● Work to be completed:
In how many lines of the entries below does "true" appear? Give only the number.

★ ★ ★ ★

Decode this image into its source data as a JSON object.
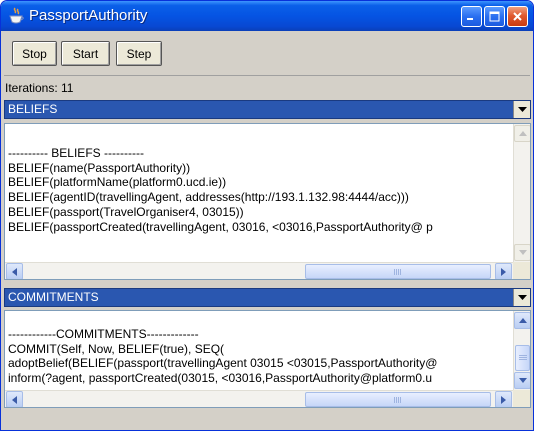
{
  "window": {
    "title": "PassportAuthority",
    "icon": "java-cup-icon"
  },
  "toolbar": {
    "stop_label": "Stop",
    "start_label": "Start",
    "step_label": "Step"
  },
  "status": {
    "iterations": "Iterations: 11"
  },
  "beliefs": {
    "selected": "BELIEFS",
    "lines": [
      "---------- BELIEFS ----------",
      "BELIEF(name(PassportAuthority))",
      "BELIEF(platformName(platform0.ucd.ie))",
      "BELIEF(agentID(travellingAgent, addresses(http://193.1.132.98:4444/acc)))",
      "BELIEF(passport(TravelOrganiser4, 03015))",
      "BELIEF(passportCreated(travellingAgent, 03016, <03016,PassportAuthority@ p"
    ]
  },
  "commitments": {
    "selected": "COMMITMENTS",
    "lines": [
      "------------COMMITMENTS-------------",
      "COMMIT(Self, Now, BELIEF(true), SEQ(",
      "adoptBelief(BELIEF(passport(travellingAgent 03015 <03015,PassportAuthority@",
      "inform(?agent, passportCreated(03015, <03016,PassportAuthority@platform0.u"
    ]
  },
  "colors": {
    "titlebar": "#0554e3",
    "combo_selected": "#2a57b0",
    "window_bg": "#d4d0c8"
  }
}
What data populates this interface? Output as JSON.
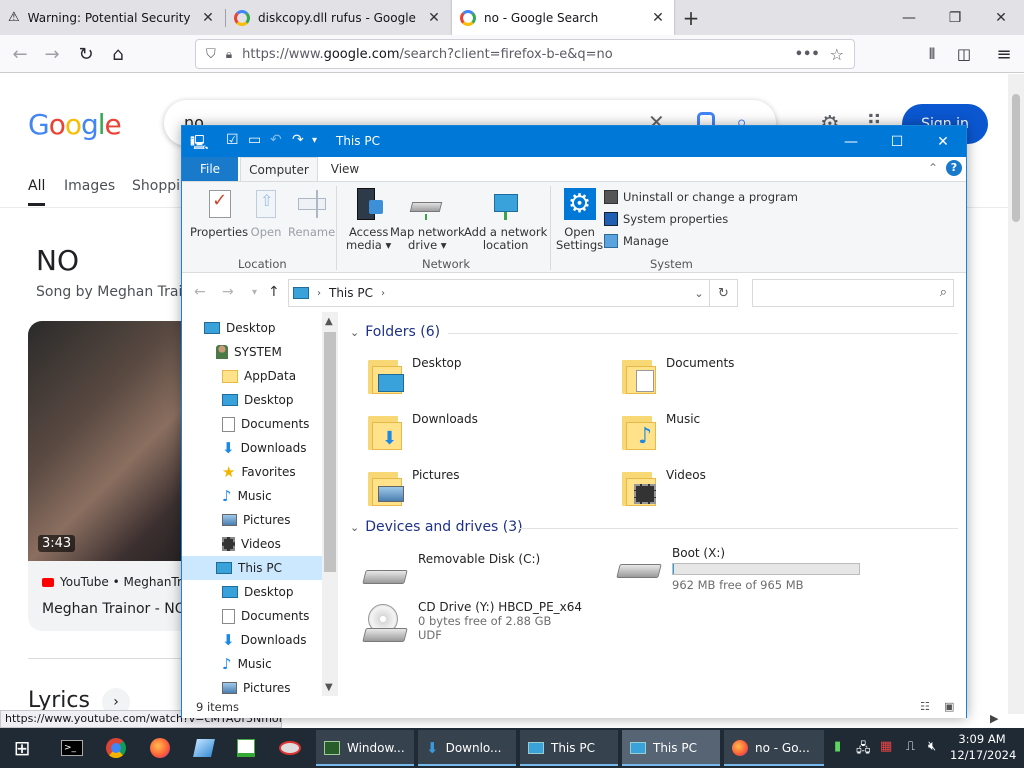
{
  "browser": {
    "tabs": [
      {
        "title": "Warning: Potential Security Ri",
        "icon": "warning-icon"
      },
      {
        "title": "diskcopy.dll rufus - Google Sea",
        "icon": "google-icon"
      },
      {
        "title": "no - Google Search",
        "icon": "google-icon",
        "active": true
      }
    ],
    "url_prefix": "https://www.",
    "url_domain": "google.com",
    "url_rest": "/search?client=firefox-b-e&q=no",
    "status_url": "https://www.youtube.com/watch?v=cMTAUr3Nmof"
  },
  "google": {
    "logo": "Google",
    "query": "no",
    "sign_in": "Sign in",
    "tabs": [
      "All",
      "Images",
      "Shoppin"
    ],
    "kp_title": "NO",
    "kp_subtitle": "Song by Meghan Traino",
    "video": {
      "duration": "3:43",
      "source": "YouTube • MeghanTra",
      "title": "Meghan Trainor - NO"
    },
    "lyrics": "Lyrics"
  },
  "explorer": {
    "title": "This PC",
    "menu_tabs": [
      "File",
      "Computer",
      "View"
    ],
    "ribbon": {
      "location": {
        "label": "Location",
        "buttons": [
          "Properties",
          "Open",
          "Rename"
        ]
      },
      "network": {
        "label": "Network",
        "buttons": [
          [
            "Access",
            "media ▾"
          ],
          [
            "Map network",
            "drive ▾"
          ],
          [
            "Add a network",
            "location"
          ]
        ]
      },
      "system": {
        "label": "System",
        "open_settings": [
          "Open",
          "Settings"
        ],
        "items": [
          "Uninstall or change a program",
          "System properties",
          "Manage"
        ]
      }
    },
    "address": {
      "crumb": "This PC"
    },
    "nav": [
      {
        "label": "Desktop",
        "icon": "desktop-icon",
        "indent": 0
      },
      {
        "label": "SYSTEM",
        "icon": "user-icon",
        "indent": 1
      },
      {
        "label": "AppData",
        "icon": "folder-icon",
        "indent": 2
      },
      {
        "label": "Desktop",
        "icon": "desktop-icon",
        "indent": 2
      },
      {
        "label": "Documents",
        "icon": "documents-icon",
        "indent": 2
      },
      {
        "label": "Downloads",
        "icon": "downloads-icon",
        "indent": 2
      },
      {
        "label": "Favorites",
        "icon": "star-icon",
        "indent": 2
      },
      {
        "label": "Music",
        "icon": "music-icon",
        "indent": 2
      },
      {
        "label": "Pictures",
        "icon": "pictures-icon",
        "indent": 2
      },
      {
        "label": "Videos",
        "icon": "videos-icon",
        "indent": 2
      },
      {
        "label": "This PC",
        "icon": "computer-icon",
        "indent": 1,
        "selected": true
      },
      {
        "label": "Desktop",
        "icon": "desktop-icon",
        "indent": 2
      },
      {
        "label": "Documents",
        "icon": "documents-icon",
        "indent": 2
      },
      {
        "label": "Downloads",
        "icon": "downloads-icon",
        "indent": 2
      },
      {
        "label": "Music",
        "icon": "music-icon",
        "indent": 2
      },
      {
        "label": "Pictures",
        "icon": "pictures-icon",
        "indent": 2
      }
    ],
    "folders_header": "Folders (6)",
    "folders": [
      "Desktop",
      "Documents",
      "Downloads",
      "Music",
      "Pictures",
      "Videos"
    ],
    "drives_header": "Devices and drives (3)",
    "drives": {
      "removable": {
        "name": "Removable Disk (C:)"
      },
      "boot": {
        "name": "Boot (X:)",
        "free": "962 MB free of 965 MB",
        "used_fraction": 0.003
      },
      "cd": {
        "name": "CD Drive (Y:) HBCD_PE_x64",
        "free": "0 bytes free of 2.88 GB",
        "fs": "UDF"
      }
    },
    "status_count": "9 items"
  },
  "taskbar": {
    "tasks": [
      {
        "label": "Window...",
        "icon": "task-window-icon"
      },
      {
        "label": "Downlo...",
        "icon": "downloads-icon"
      },
      {
        "label": "This PC",
        "icon": "computer-icon"
      },
      {
        "label": "This PC",
        "icon": "computer-icon",
        "active": true
      },
      {
        "label": "no - Go...",
        "icon": "firefox-icon"
      }
    ],
    "time": "3:09 AM",
    "date": "12/17/2024"
  },
  "colors": {
    "explorer_accent": "#0078d7",
    "google_blue": "#0b57d0",
    "taskbar": "#1f2a35"
  }
}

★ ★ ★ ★

● Response:
4